- TASK OBJECTIVE
All entries are to be printed again exactly, with their images omitted.

(Data records for software interfaces)
*** Block opens ***

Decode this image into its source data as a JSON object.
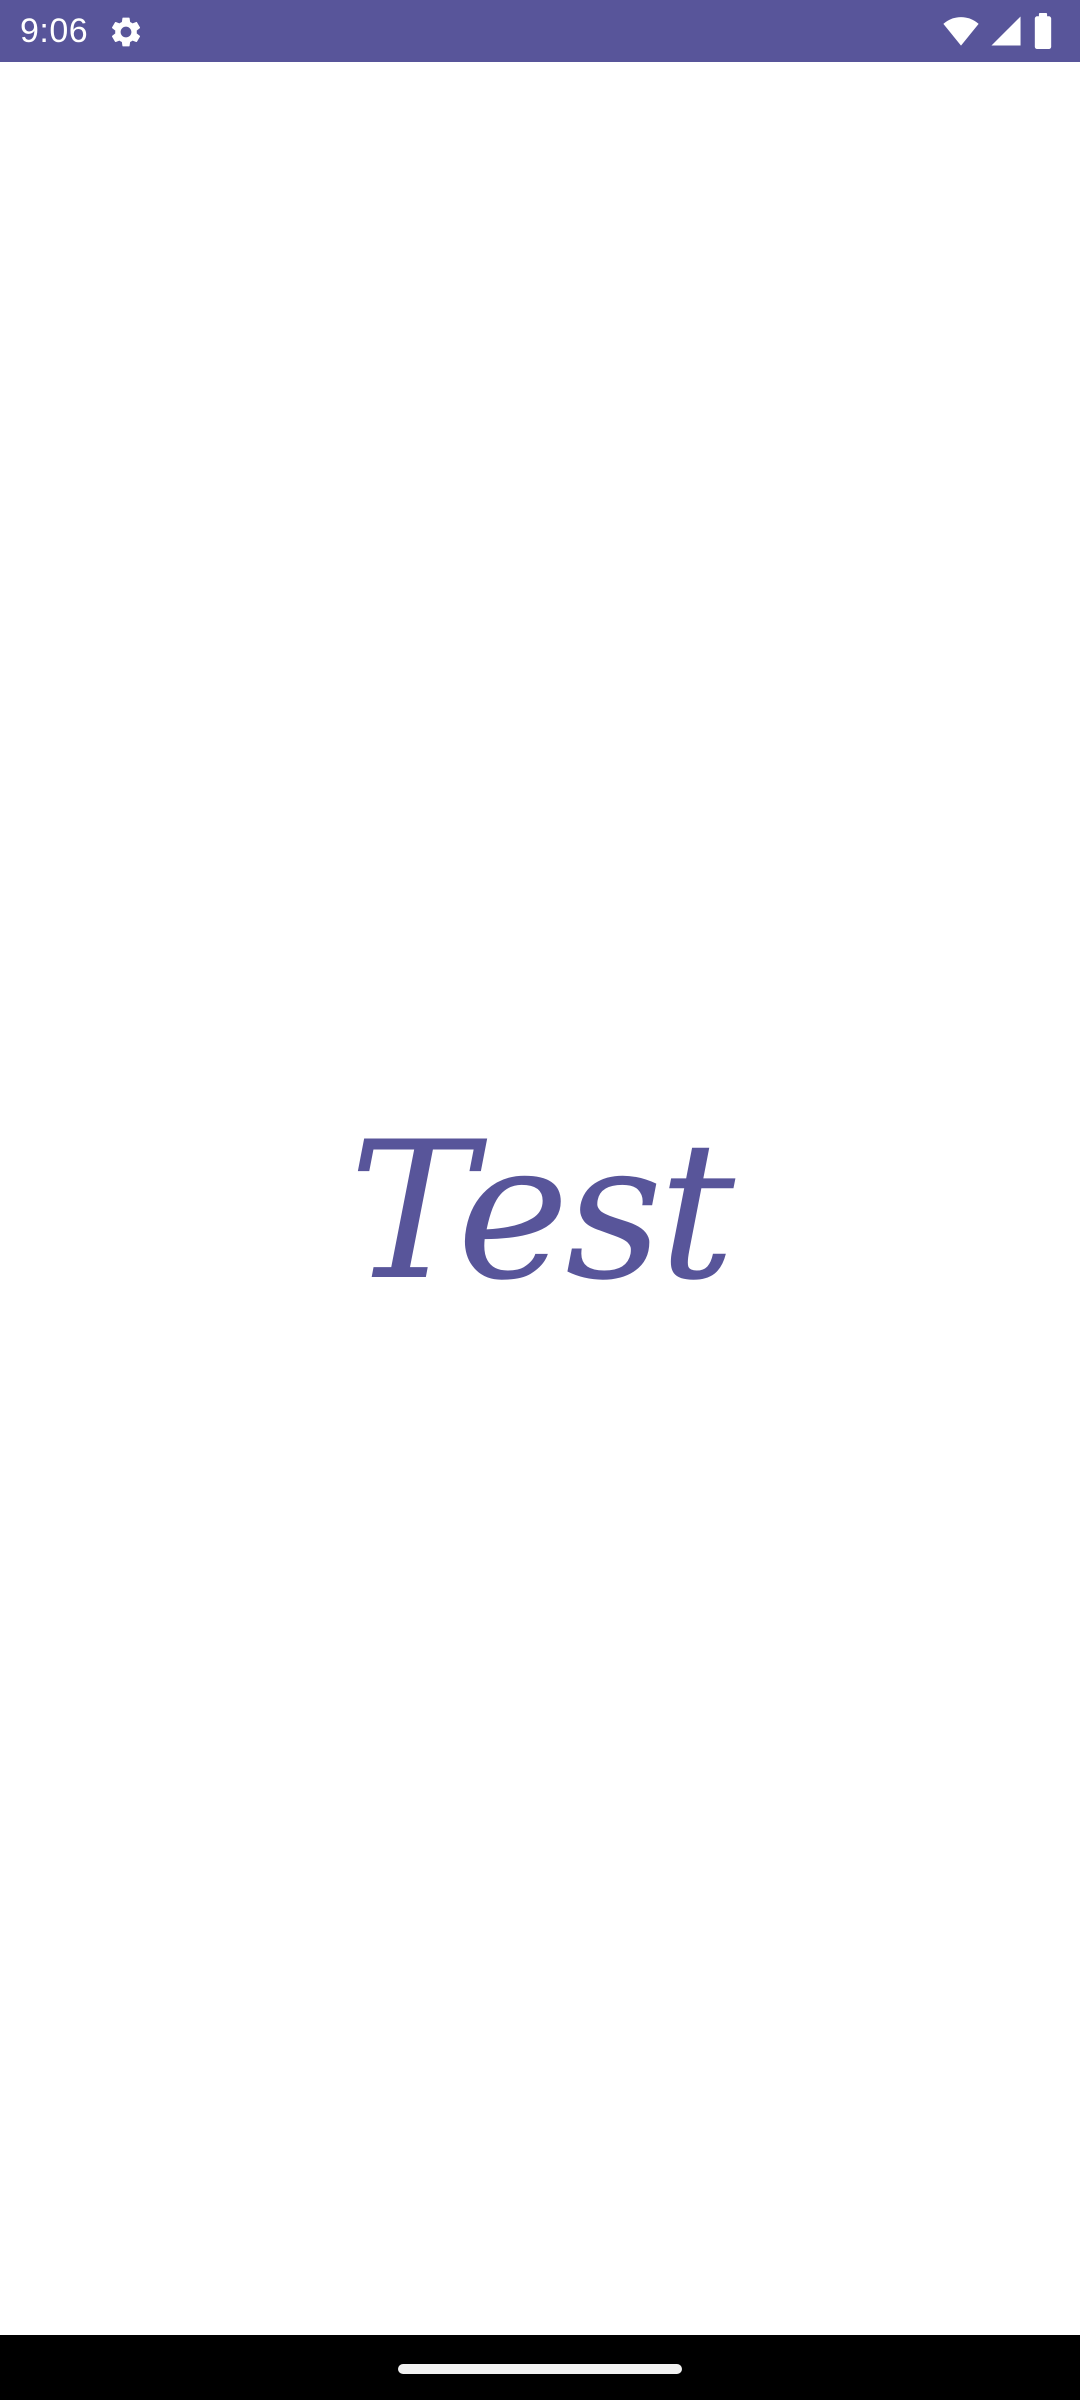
{
  "status_bar": {
    "time": "9:06",
    "background": "#58559a",
    "icons": [
      "gear-icon",
      "wifi-icon",
      "cellular-signal-icon",
      "battery-icon"
    ]
  },
  "splash": {
    "title": "Test",
    "color": "#58559a"
  },
  "nav_bar": {
    "background": "#000000",
    "handle": "home-gesture-pill"
  }
}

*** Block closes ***

- TASK RESPONSE
Decode this image into its source data as a JSON object.
{
  "status_bar": {
    "time": "9:06",
    "background": "#58559a",
    "icons": [
      "gear-icon",
      "wifi-icon",
      "cellular-signal-icon",
      "battery-icon"
    ]
  },
  "splash": {
    "title": "Test",
    "color": "#58559a"
  },
  "nav_bar": {
    "background": "#000000",
    "handle": "home-gesture-pill"
  }
}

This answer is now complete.